**Work to complete:**
Every entry must be given again exactly as it is written.

**Provided data:**
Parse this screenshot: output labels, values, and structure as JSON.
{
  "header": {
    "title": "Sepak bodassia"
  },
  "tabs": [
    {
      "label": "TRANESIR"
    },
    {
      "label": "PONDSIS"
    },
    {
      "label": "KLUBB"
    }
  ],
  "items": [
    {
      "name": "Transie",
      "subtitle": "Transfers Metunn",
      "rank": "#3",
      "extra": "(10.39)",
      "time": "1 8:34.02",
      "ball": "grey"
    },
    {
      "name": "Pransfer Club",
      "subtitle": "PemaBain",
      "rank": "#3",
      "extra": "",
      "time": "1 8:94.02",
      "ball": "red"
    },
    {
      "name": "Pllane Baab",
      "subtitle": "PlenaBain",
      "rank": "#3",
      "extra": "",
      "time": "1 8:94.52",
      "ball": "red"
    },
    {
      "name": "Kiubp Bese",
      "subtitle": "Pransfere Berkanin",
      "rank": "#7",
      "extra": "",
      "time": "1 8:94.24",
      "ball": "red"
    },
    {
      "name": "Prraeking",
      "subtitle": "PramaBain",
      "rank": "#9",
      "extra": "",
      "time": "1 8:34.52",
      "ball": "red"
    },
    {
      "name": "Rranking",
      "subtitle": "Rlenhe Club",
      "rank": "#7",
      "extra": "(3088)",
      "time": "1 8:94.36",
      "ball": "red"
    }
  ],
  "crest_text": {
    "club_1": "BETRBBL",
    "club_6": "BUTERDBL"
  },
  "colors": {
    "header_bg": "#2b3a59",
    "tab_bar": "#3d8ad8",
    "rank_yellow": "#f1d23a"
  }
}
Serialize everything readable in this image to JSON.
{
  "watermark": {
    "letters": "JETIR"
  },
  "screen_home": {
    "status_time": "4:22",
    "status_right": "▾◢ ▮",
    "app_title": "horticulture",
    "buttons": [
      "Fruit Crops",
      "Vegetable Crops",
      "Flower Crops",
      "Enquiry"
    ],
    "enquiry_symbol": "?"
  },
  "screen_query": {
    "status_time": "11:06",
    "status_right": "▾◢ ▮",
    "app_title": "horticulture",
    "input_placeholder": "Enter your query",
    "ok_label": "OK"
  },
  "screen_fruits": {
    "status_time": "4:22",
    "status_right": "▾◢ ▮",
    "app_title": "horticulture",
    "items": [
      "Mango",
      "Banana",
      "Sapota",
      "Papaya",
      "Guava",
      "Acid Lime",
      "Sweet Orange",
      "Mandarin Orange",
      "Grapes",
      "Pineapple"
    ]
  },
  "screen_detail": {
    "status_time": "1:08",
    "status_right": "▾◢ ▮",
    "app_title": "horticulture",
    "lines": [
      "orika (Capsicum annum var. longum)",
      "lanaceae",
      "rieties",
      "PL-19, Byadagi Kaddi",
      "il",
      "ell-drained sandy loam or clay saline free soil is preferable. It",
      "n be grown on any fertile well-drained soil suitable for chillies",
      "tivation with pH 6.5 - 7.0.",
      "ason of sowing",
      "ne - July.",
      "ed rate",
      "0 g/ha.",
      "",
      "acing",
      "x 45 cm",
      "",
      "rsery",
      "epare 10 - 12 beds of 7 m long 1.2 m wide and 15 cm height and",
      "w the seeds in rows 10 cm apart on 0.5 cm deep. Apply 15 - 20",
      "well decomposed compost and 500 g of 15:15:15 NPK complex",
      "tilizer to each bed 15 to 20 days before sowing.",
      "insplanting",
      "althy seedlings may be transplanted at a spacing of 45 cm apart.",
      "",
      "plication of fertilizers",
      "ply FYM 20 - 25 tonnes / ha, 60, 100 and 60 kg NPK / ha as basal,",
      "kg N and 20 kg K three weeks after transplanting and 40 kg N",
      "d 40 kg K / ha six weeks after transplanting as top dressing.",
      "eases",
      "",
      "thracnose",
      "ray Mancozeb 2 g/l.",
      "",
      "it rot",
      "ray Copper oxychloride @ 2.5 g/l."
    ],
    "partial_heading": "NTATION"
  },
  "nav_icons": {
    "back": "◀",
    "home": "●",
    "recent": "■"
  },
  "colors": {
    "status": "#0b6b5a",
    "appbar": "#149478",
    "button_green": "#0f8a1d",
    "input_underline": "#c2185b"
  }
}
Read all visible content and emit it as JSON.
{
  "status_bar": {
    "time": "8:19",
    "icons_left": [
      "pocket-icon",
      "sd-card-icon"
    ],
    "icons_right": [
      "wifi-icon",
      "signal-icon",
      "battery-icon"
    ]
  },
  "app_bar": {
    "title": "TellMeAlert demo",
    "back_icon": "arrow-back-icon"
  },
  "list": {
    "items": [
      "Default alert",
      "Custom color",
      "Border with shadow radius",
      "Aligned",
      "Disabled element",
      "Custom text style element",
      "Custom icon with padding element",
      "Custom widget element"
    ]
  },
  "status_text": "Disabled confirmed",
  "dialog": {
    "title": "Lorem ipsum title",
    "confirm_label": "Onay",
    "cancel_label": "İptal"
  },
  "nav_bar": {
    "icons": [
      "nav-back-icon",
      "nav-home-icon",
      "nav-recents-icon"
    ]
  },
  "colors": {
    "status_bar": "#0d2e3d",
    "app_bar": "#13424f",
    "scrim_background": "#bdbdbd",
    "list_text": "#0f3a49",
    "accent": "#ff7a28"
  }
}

**Answer box:**
Parse this screenshot: output labels, values, and structure as JSON.
{
  "header": {
    "title": "Sepak bodassia"
  },
  "tabs": [
    {
      "label": "TRANESIR"
    },
    {
      "label": "PONDSIS"
    },
    {
      "label": "KLUBB"
    }
  ],
  "items": [
    {
      "name": "Transie",
      "subtitle": "Transfers Metunn",
      "rank": "#3",
      "extra": "(10.39)",
      "time": "1 8:34.02",
      "ball": "grey"
    },
    {
      "name": "Pransfer Club",
      "subtitle": "PemaBain",
      "rank": "#3",
      "extra": "",
      "time": "1 8:94.02",
      "ball": "red"
    },
    {
      "name": "Pllane Baab",
      "subtitle": "PlenaBain",
      "rank": "#3",
      "extra": "",
      "time": "1 8:94.52",
      "ball": "red"
    },
    {
      "name": "Kiubp Bese",
      "subtitle": "Pransfere Berkanin",
      "rank": "#7",
      "extra": "",
      "time": "1 8:94.24",
      "ball": "red"
    },
    {
      "name": "Prraeking",
      "subtitle": "PramaBain",
      "rank": "#9",
      "extra": "",
      "time": "1 8:34.52",
      "ball": "red"
    },
    {
      "name": "Rranking",
      "subtitle": "Rlenhe Club",
      "rank": "#7",
      "extra": "(3088)",
      "time": "1 8:94.36",
      "ball": "red"
    }
  ],
  "crest_text": {
    "club_1": "BETRBBL",
    "club_6": "BUTERDBL"
  },
  "colors": {
    "header_bg": "#2b3a59",
    "tab_bar": "#3d8ad8",
    "rank_yellow": "#f1d23a"
  }
}
Serialize everything readable in this image to JSON.
{
  "watermark": {
    "letters": "JETIR"
  },
  "screen_home": {
    "status_time": "4:22",
    "status_right": "▾◢ ▮",
    "app_title": "horticulture",
    "buttons": [
      "Fruit Crops",
      "Vegetable Crops",
      "Flower Crops",
      "Enquiry"
    ],
    "enquiry_symbol": "?"
  },
  "screen_query": {
    "status_time": "11:06",
    "status_right": "▾◢ ▮",
    "app_title": "horticulture",
    "input_placeholder": "Enter your query",
    "ok_label": "OK"
  },
  "screen_fruits": {
    "status_time": "4:22",
    "status_right": "▾◢ ▮",
    "app_title": "horticulture",
    "items": [
      "Mango",
      "Banana",
      "Sapota",
      "Papaya",
      "Guava",
      "Acid Lime",
      "Sweet Orange",
      "Mandarin Orange",
      "Grapes",
      "Pineapple"
    ]
  },
  "screen_detail": {
    "status_time": "1:08",
    "status_right": "▾◢ ▮",
    "app_title": "horticulture",
    "lines": [
      "orika (Capsicum annum var. longum)",
      "lanaceae",
      "rieties",
      "PL-19, Byadagi Kaddi",
      "il",
      "ell-drained sandy loam or clay saline free soil is preferable. It",
      "n be grown on any fertile well-drained soil suitable for chillies",
      "tivation with pH 6.5 - 7.0.",
      "ason of sowing",
      "ne - July.",
      "ed rate",
      "0 g/ha.",
      "",
      "acing",
      "x 45 cm",
      "",
      "rsery",
      "epare 10 - 12 beds of 7 m long 1.2 m wide and 15 cm height and",
      "w the seeds in rows 10 cm apart on 0.5 cm deep. Apply 15 - 20",
      "well decomposed compost and 500 g of 15:15:15 NPK complex",
      "tilizer to each bed 15 to 20 days before sowing.",
      "insplanting",
      "althy seedlings may be transplanted at a spacing of 45 cm apart.",
      "",
      "plication of fertilizers",
      "ply FYM 20 - 25 tonnes / ha, 60, 100 and 60 kg NPK / ha as basal,",
      "kg N and 20 kg K three weeks after transplanting and 40 kg N",
      "d 40 kg K / ha six weeks after transplanting as top dressing.",
      "eases",
      "",
      "thracnose",
      "ray Mancozeb 2 g/l.",
      "",
      "it rot",
      "ray Copper oxychloride @ 2.5 g/l."
    ],
    "partial_heading": "NTATION"
  },
  "nav_icons": {
    "back": "◀",
    "home": "●",
    "recent": "■"
  },
  "colors": {
    "status": "#0b6b5a",
    "appbar": "#149478",
    "button_green": "#0f8a1d",
    "input_underline": "#c2185b"
  }
}
Read all visible content and emit it as JSON.
{
  "status_bar": {
    "time": "8:19",
    "icons_left": [
      "pocket-icon",
      "sd-card-icon"
    ],
    "icons_right": [
      "wifi-icon",
      "signal-icon",
      "battery-icon"
    ]
  },
  "app_bar": {
    "title": "TellMeAlert demo",
    "back_icon": "arrow-back-icon"
  },
  "list": {
    "items": [
      "Default alert",
      "Custom color",
      "Border with shadow radius",
      "Aligned",
      "Disabled element",
      "Custom text style element",
      "Custom icon with padding element",
      "Custom widget element"
    ]
  },
  "status_text": "Disabled confirmed",
  "dialog": {
    "title": "Lorem ipsum title",
    "confirm_label": "Onay",
    "cancel_label": "İptal"
  },
  "nav_bar": {
    "icons": [
      "nav-back-icon",
      "nav-home-icon",
      "nav-recents-icon"
    ]
  },
  "colors": {
    "status_bar": "#0d2e3d",
    "app_bar": "#13424f",
    "scrim_background": "#bdbdbd",
    "list_text": "#0f3a49",
    "accent": "#ff7a28"
  }
}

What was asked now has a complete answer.